What you have to do: Go through the entries below and copy every line that holds the word "false".

Provided records:
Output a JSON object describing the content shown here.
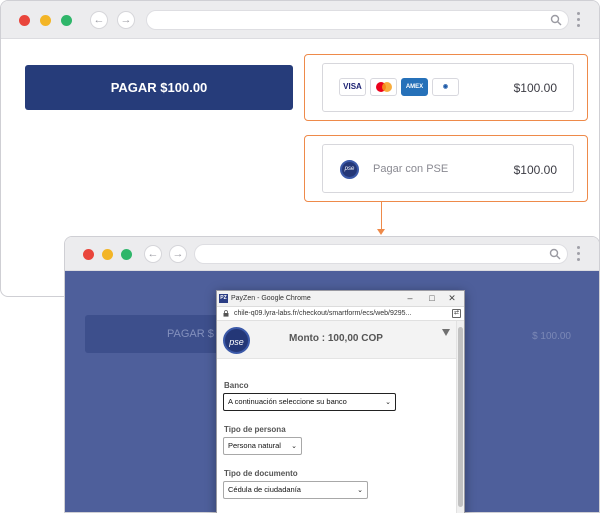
{
  "browser_main": {
    "pay_button_label": "PAGAR $100.00",
    "card_option": {
      "logos": [
        "VISA",
        "MC",
        "AMEX",
        "Diners"
      ],
      "amount": "$100.00"
    },
    "pse_option": {
      "logo_text": "pse",
      "label": "Pagar con PSE",
      "amount": "$100.00"
    }
  },
  "browser_overlay": {
    "ghost_button_label": "PAGAR $",
    "ghost_amount": "$ 100.00"
  },
  "popup": {
    "window_title": "PayZen - Google Chrome",
    "favicon_text": "PZ",
    "url": "chile-q09.lyra-labs.fr/checkout/smartform/ecs/web/9295...",
    "logo_text": "pse",
    "monto": "Monto : 100,00 COP",
    "fields": {
      "banco_label": "Banco",
      "banco_value": "A continuación seleccione su banco",
      "persona_label": "Tipo de persona",
      "persona_value": "Persona natural",
      "documento_label": "Tipo de documento",
      "documento_value": "Cédula de ciudadanía"
    }
  },
  "colors": {
    "brand_navy": "#263c7a",
    "highlight_orange": "#ee8a4a",
    "overlay_blue": "#4e5f9b",
    "dot_red": "#e9453c",
    "dot_yellow": "#f3b526",
    "dot_green": "#2fb66a"
  }
}
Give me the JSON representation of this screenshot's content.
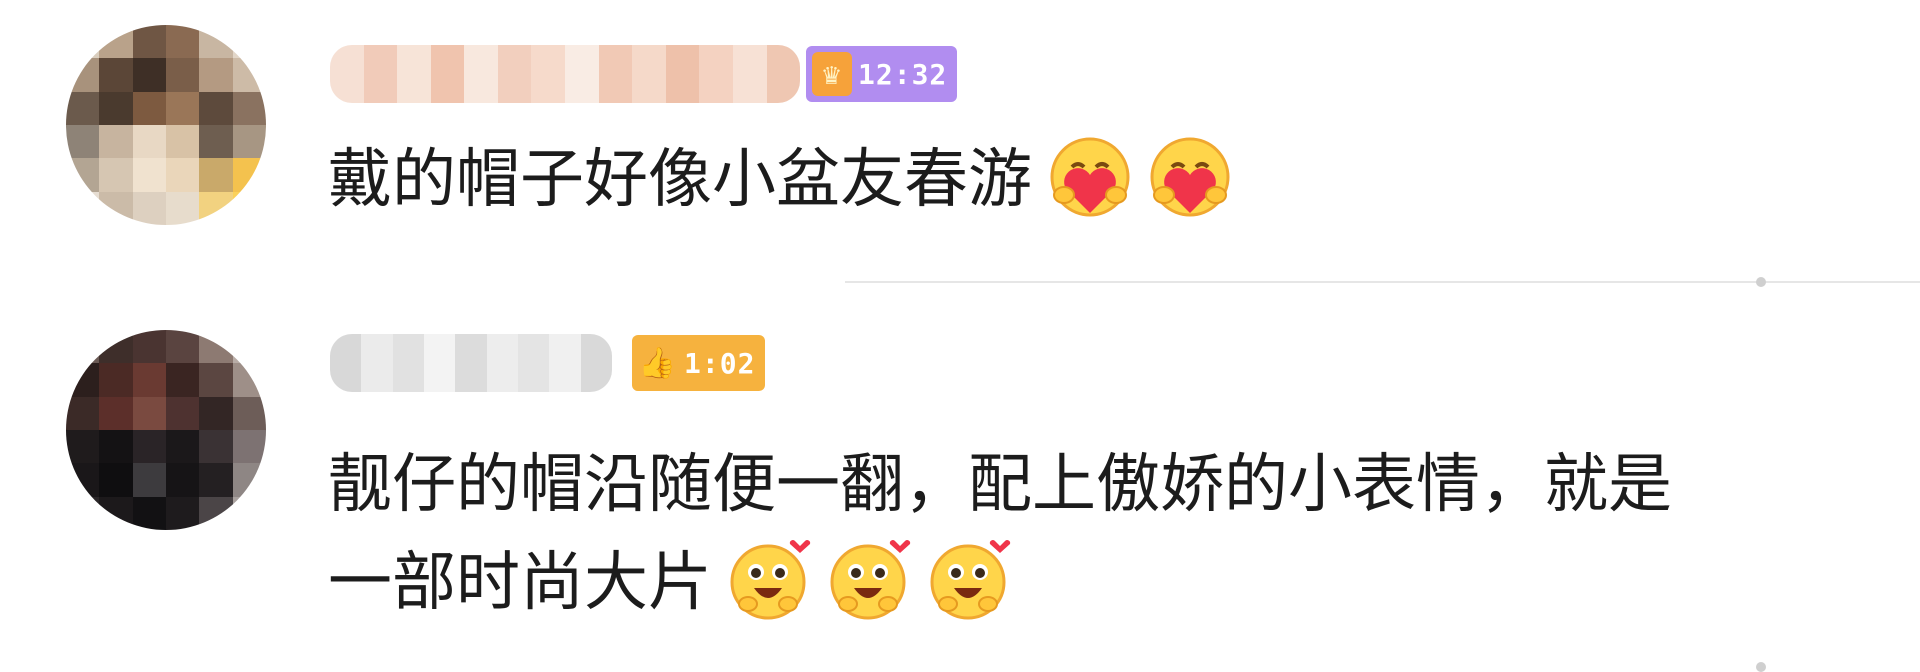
{
  "comments": [
    {
      "badge": {
        "text": "12:32",
        "icon": "crown-icon"
      },
      "text": "戴的帽子好像小盆友春游",
      "emojis": [
        "hugging-heart-icon",
        "hugging-heart-icon"
      ]
    },
    {
      "badge": {
        "text": "1:02",
        "icon": "thumbs-up-icon"
      },
      "text_lines": [
        "靓仔的帽沿随便一翻，配上傲娇的小表情，就是",
        "一部时尚大片"
      ],
      "emojis": [
        "heart-eyes-excited-icon",
        "heart-eyes-excited-icon",
        "heart-eyes-excited-icon"
      ]
    }
  ],
  "colors": {
    "badge1_bg": "#b18df0",
    "badge1_icon": "#f6a23a",
    "badge2_bg": "#f6b23e",
    "divider": "#e6e6e6"
  }
}
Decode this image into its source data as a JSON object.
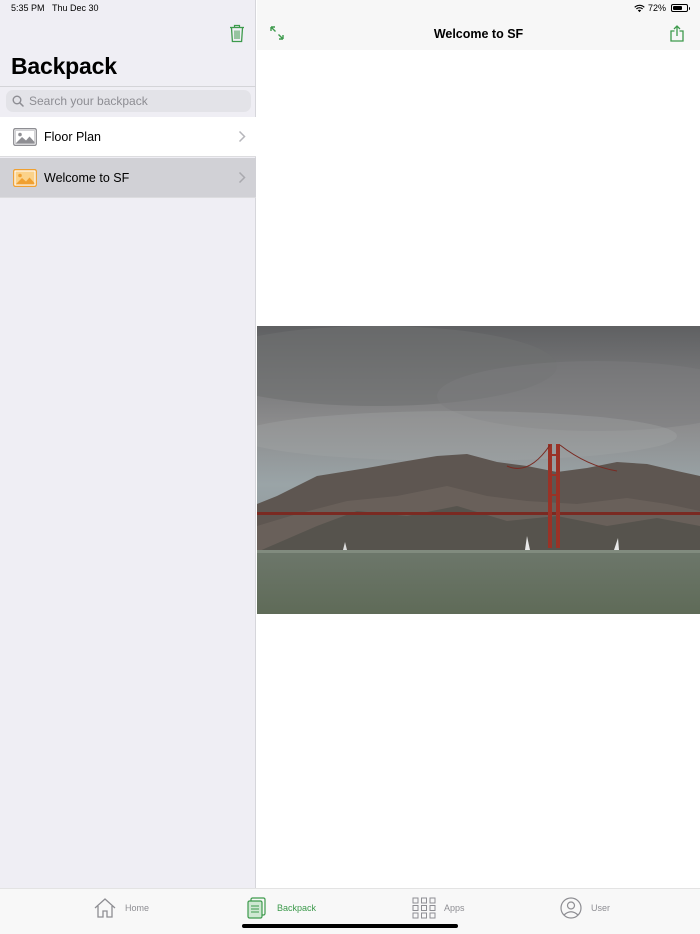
{
  "status_bar": {
    "time": "5:35 PM",
    "date": "Thu Dec 30",
    "battery_text": "72%",
    "battery_level": 0.72
  },
  "sidebar": {
    "title": "Backpack",
    "search_placeholder": "Search your backpack",
    "search_value": "",
    "items": [
      {
        "label": "Floor Plan",
        "icon": "image-icon",
        "selected": false
      },
      {
        "label": "Welcome to SF",
        "icon": "image-icon",
        "selected": true
      }
    ]
  },
  "main": {
    "title": "Welcome to SF"
  },
  "tabbar": {
    "tabs": [
      {
        "label": "Home",
        "icon": "home-icon",
        "active": false
      },
      {
        "label": "Backpack",
        "icon": "backpack-icon",
        "active": true
      },
      {
        "label": "Apps",
        "icon": "apps-grid-icon",
        "active": false
      },
      {
        "label": "User",
        "icon": "user-icon",
        "active": false
      }
    ]
  },
  "colors": {
    "accent": "#3d9a4c",
    "selected_thumb": "#f0a030",
    "sidebar_bg": "#efeef4",
    "selected_row": "#d1d1d6"
  }
}
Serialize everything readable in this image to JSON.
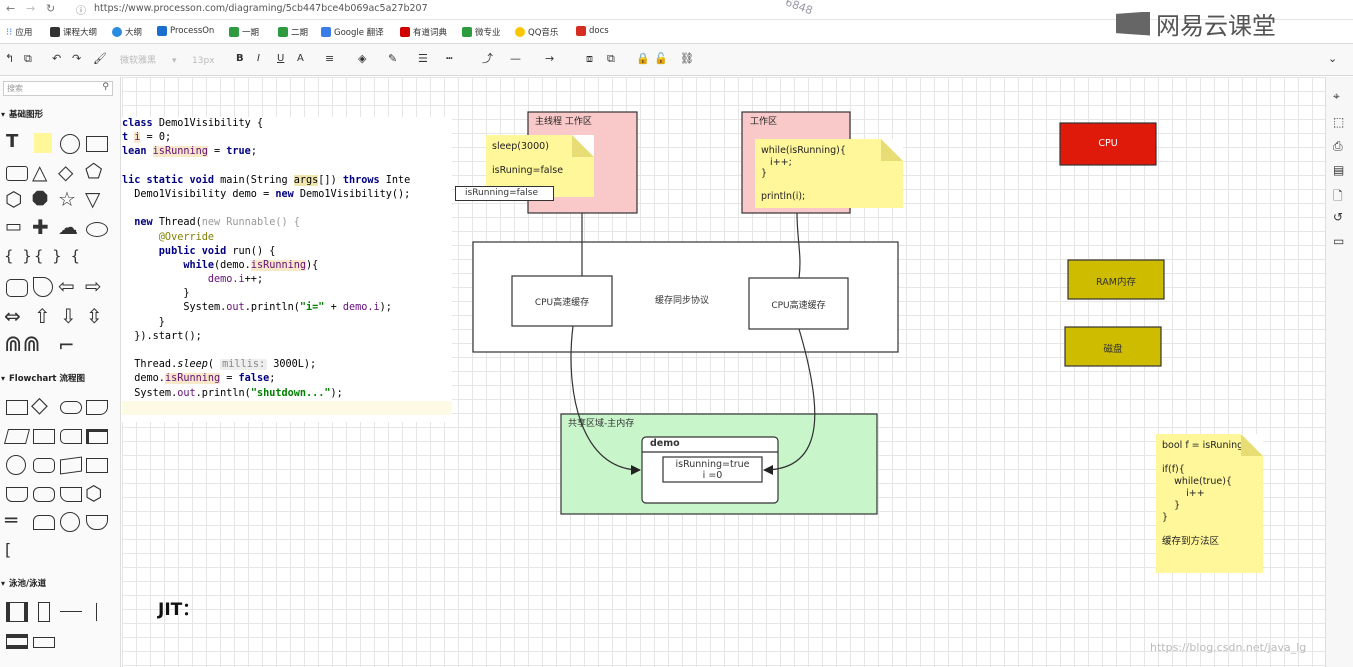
{
  "browser": {
    "url": "https://www.processon.com/diagraming/5cb447bce4b069ac5a27b207",
    "bookmarks": [
      "应用",
      "课程大纲",
      "大纲",
      "ProcessOn",
      "一期",
      "二期",
      "Google 翻译",
      "有道词典",
      "微专业",
      "QQ音乐",
      "docs"
    ]
  },
  "brand": {
    "name": "网易云课堂"
  },
  "toolbar": {
    "font_name": "微软雅黑",
    "font_size": "13px"
  },
  "sidebar": {
    "search_placeholder": "搜索",
    "sections": [
      "基础图形",
      "Flowchart 流程图",
      "泳池/泳道"
    ]
  },
  "code_lines": [
    {
      "parts": [
        [
          "kw",
          "class "
        ],
        [
          "",
          "Demo1Visibility {"
        ]
      ]
    },
    {
      "parts": [
        [
          "kw",
          "t "
        ],
        [
          "fld",
          "i"
        ],
        [
          "",
          " = 0;"
        ]
      ]
    },
    {
      "parts": [
        [
          "kw",
          "lean "
        ],
        [
          "fld",
          "isRunning"
        ],
        [
          "",
          " = "
        ],
        [
          "kw",
          "true"
        ],
        [
          "",
          ";"
        ]
      ]
    },
    {
      "parts": [
        [
          "",
          ""
        ]
      ]
    },
    {
      "parts": [
        [
          "kw",
          "lic static void "
        ],
        [
          "",
          "main(String "
        ],
        [
          "hl2",
          "args"
        ],
        [
          "",
          "[]) "
        ],
        [
          "kw",
          "throws "
        ],
        [
          "",
          "Inte"
        ]
      ]
    },
    {
      "parts": [
        [
          "",
          "  Demo1Visibility demo = "
        ],
        [
          "kw",
          "new "
        ],
        [
          "",
          "Demo1Visibility();"
        ]
      ]
    },
    {
      "parts": [
        [
          "",
          ""
        ]
      ]
    },
    {
      "parts": [
        [
          "kw",
          "  new "
        ],
        [
          "",
          "Thread("
        ],
        [
          "grey",
          "new Runnable() {"
        ]
      ]
    },
    {
      "parts": [
        [
          "ann",
          "      @Override"
        ]
      ]
    },
    {
      "parts": [
        [
          "kw",
          "      public void "
        ],
        [
          "",
          "run() {"
        ]
      ]
    },
    {
      "parts": [
        [
          "kw",
          "          while"
        ],
        [
          "",
          "(demo."
        ],
        [
          "fld",
          "isRunning"
        ],
        [
          "",
          ""
        ],
        [
          "",
          ")"
        ],
        [
          "",
          "{"
        ]
      ]
    },
    {
      "parts": [
        [
          "fld",
          "              demo.i"
        ],
        [
          "",
          "++;"
        ]
      ]
    },
    {
      "parts": [
        [
          "",
          "          }"
        ]
      ]
    },
    {
      "parts": [
        [
          "",
          "          System."
        ],
        [
          "fld",
          "out"
        ],
        [
          "",
          ".println("
        ],
        [
          "st",
          "\"i=\""
        ],
        [
          "",
          " + "
        ],
        [
          "fld",
          "demo.i"
        ],
        [
          "",
          ");"
        ]
      ]
    },
    {
      "parts": [
        [
          "",
          "      }"
        ]
      ]
    },
    {
      "parts": [
        [
          "",
          "  }).start();"
        ]
      ]
    },
    {
      "parts": [
        [
          "",
          ""
        ]
      ]
    },
    {
      "parts": [
        [
          "",
          "  Thread."
        ],
        [
          "it",
          "sleep"
        ],
        [
          "",
          "( "
        ],
        [
          "hint",
          "millis:"
        ],
        [
          "",
          " 3000L);"
        ]
      ]
    },
    {
      "parts": [
        [
          "",
          "  demo."
        ],
        [
          "fld",
          "isRunning"
        ],
        [
          "",
          " = "
        ],
        [
          "kw",
          "false"
        ],
        [
          "",
          ";"
        ]
      ]
    },
    {
      "parts": [
        [
          "",
          "  System."
        ],
        [
          "fld",
          "out"
        ],
        [
          "",
          ".println("
        ],
        [
          "st",
          "\"shutdown...\""
        ],
        [
          "",
          ");"
        ]
      ]
    },
    {
      "parts": [
        [
          "",
          ""
        ]
      ]
    }
  ],
  "diagram": {
    "main_thread_label": "主线程 工作区",
    "worker_label": "工作区",
    "note_main": [
      "sleep(3000)",
      "",
      "isRuning=false"
    ],
    "isrunning_box": "isRunning=false",
    "note_worker": [
      "while(isRunning){",
      "   i++;",
      "}",
      "",
      "println(i);"
    ],
    "cache_sync_label": "缓存同步协议",
    "cpu_cache_left": "CPU高速缓存",
    "cpu_cache_right": "CPU高速缓存",
    "shared_label": "共享区域-主内存",
    "demo_title": "demo",
    "demo_fields": [
      "isRunning=true",
      "i =0"
    ],
    "cpu": "CPU",
    "ram": "RAM内存",
    "disk": "磁盘",
    "note_right": [
      "bool f = isRuning",
      "",
      "if(f){",
      "    while(true){",
      "        i++",
      "    }",
      "}",
      "",
      "缓存到方法区"
    ],
    "colors": {
      "cpu": "#e01a0a",
      "ram": "#cdbc00",
      "pink": "#f9c8c8",
      "green": "#c9f5cb",
      "note": "#fff799"
    }
  },
  "jit_label": "JIT：",
  "watermark": "https://blog.csdn.net/java_lg",
  "watermark2": "6848"
}
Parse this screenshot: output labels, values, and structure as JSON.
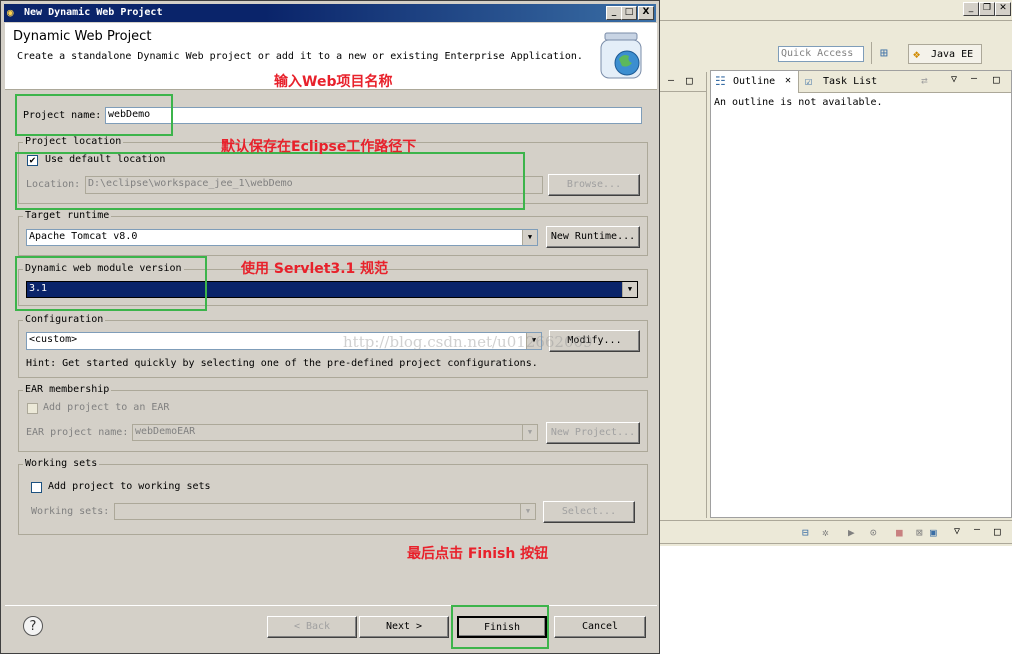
{
  "dialog": {
    "title": "New Dynamic Web Project",
    "window_controls": [
      "_",
      "□",
      "X"
    ],
    "header_title": "Dynamic Web Project",
    "header_description": "Create a standalone Dynamic Web project or add it to a new or existing Enterprise Application.",
    "project_name_label": "Project name:",
    "project_name_value": "webDemo",
    "project_location": {
      "group_label": "Project location",
      "use_default_label": "Use default location",
      "use_default_checked": true,
      "location_label": "Location:",
      "location_value": "D:\\eclipse\\workspace_jee_1\\webDemo",
      "browse_label": "Browse..."
    },
    "target_runtime": {
      "group_label": "Target runtime",
      "value": "Apache Tomcat v8.0",
      "new_runtime_label": "New Runtime..."
    },
    "module_version": {
      "group_label": "Dynamic web module version",
      "value": "3.1"
    },
    "configuration": {
      "group_label": "Configuration",
      "value": "<custom>",
      "modify_label": "Modify...",
      "hint": "Hint: Get started quickly by selecting one of the pre-defined project configurations."
    },
    "ear_membership": {
      "group_label": "EAR membership",
      "add_label": "Add project to an EAR",
      "ear_name_label": "EAR project name:",
      "ear_name_value": "webDemoEAR",
      "new_project_label": "New Project..."
    },
    "working_sets": {
      "group_label": "Working sets",
      "add_label": "Add project to working sets",
      "sets_label": "Working sets:",
      "select_label": "Select..."
    },
    "buttons": {
      "back": "< Back",
      "next": "Next >",
      "finish": "Finish",
      "cancel": "Cancel"
    }
  },
  "annotations": {
    "name_note": "输入Web项目名称",
    "location_note": "默认保存在Eclipse工作路径下",
    "version_note": "使用 Servlet3.1 规范",
    "finish_note": "最后点击 Finish 按钮"
  },
  "watermark": "http://blog.csdn.net/u012662009",
  "eclipse": {
    "quick_access_placeholder": "Quick Access",
    "perspective_label": "Java EE",
    "outline_tab": "Outline",
    "task_list_tab": "Task List",
    "outline_message": "An outline is not available."
  },
  "colors": {
    "annotation_red": "#e8212b",
    "highlight_green": "#3cb44b",
    "selection_navy": "#0a246a"
  }
}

Solution:
        "selected": false
        "active": false
        "active": false
        "active": false
          "false"
      "isRuning=false"
    "isrunning_box": "isRunning=false",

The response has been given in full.